That marketers are still making such obvious blunders in today’s social media savvy society is, frankly, mind-boggling. Just recently, Kleenex was forced to rename its Mansize tissues as Extra Large after being criticized for being sexistc.
Similarly, U.K. supermarket chain Waitrose was lambasted by a feminist campaigner for selling a sandwich branded as a Gentleman’s Smoked Chicken Caesar Rolld.
Many will see these examples as indisputable branding errors that should never have ended up in production. But setting the right tone can be tricky. So how should marketers navigate this complex landscape?
Want to read the full article? Check out the May 2019 digital edition of Global Cosmetic Industry magazine.
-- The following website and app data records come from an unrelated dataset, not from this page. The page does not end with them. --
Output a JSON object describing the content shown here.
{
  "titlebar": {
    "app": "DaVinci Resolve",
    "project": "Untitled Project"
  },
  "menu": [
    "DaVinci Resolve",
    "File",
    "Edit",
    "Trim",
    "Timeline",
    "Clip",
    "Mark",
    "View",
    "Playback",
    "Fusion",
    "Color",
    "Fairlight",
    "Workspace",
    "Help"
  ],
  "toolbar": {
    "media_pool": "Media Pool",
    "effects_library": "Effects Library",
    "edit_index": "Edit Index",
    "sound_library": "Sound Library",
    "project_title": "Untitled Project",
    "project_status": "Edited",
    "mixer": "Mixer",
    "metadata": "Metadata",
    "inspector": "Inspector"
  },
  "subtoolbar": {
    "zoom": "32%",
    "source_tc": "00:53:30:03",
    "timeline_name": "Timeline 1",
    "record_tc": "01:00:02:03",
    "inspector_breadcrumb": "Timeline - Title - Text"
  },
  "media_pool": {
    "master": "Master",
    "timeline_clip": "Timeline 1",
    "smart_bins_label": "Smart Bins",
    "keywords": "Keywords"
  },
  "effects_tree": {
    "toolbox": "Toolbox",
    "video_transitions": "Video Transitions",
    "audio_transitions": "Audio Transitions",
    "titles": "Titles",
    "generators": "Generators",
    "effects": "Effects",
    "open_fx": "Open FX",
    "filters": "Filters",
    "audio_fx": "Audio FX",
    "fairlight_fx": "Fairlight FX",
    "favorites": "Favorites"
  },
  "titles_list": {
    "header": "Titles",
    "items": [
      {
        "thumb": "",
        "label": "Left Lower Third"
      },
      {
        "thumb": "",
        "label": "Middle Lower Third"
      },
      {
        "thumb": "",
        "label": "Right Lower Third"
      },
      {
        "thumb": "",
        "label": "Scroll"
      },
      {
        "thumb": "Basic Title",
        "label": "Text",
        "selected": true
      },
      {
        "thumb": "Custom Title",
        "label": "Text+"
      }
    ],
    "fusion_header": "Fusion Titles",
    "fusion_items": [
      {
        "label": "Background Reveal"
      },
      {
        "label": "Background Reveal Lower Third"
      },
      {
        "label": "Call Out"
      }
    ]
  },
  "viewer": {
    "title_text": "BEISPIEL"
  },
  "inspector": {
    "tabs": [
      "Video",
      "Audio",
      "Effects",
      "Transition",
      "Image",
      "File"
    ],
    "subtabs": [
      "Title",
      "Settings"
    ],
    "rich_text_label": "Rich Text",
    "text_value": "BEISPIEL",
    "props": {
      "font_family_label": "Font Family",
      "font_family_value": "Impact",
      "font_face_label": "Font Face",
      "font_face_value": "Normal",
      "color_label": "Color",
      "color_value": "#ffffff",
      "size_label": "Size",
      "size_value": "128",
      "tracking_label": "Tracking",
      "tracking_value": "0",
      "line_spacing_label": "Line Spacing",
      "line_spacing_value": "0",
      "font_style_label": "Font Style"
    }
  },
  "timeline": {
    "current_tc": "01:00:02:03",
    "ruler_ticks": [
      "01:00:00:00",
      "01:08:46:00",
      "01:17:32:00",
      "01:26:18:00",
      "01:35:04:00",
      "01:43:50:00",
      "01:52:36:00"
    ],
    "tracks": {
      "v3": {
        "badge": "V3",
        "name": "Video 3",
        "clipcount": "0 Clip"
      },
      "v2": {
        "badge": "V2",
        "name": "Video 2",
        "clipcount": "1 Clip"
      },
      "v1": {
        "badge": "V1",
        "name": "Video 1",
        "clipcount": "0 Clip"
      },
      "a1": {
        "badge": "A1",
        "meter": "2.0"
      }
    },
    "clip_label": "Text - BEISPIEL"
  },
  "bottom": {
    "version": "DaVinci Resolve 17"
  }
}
aHanna Furness, “BIC ridiculed over ‘comfortable’ pink pens for women,” www.telegraph.co.uk/news/newstopics/howaboutthat/9503359/BIC-ridiculed-over-comfortable-pink-pens-for-women.html
b“Is gender-neutral branding the future?”; www.dacgroup.com/en-gb/blog/gender-neutral-branding-future/
c“Kleenex drops Mansize branding after complaints,” www.theguardian.com/uk-news/2018/oct/18/kleenex-drops-mansize-branding-from-tissue-boxes-after-complaints-sexism
dMiranda Aldersley, “Waitrose is forced to rename ‘sexist sandwich’ in its Heston Blumenthal range known as the Gentleman’s Roll after campaigners slammed it on Twitter,” www.dailymail.co.uk/news/article-6287773/Waitrose-forced-rename-sexist-sandwich-known-Gentlemans-Roll.html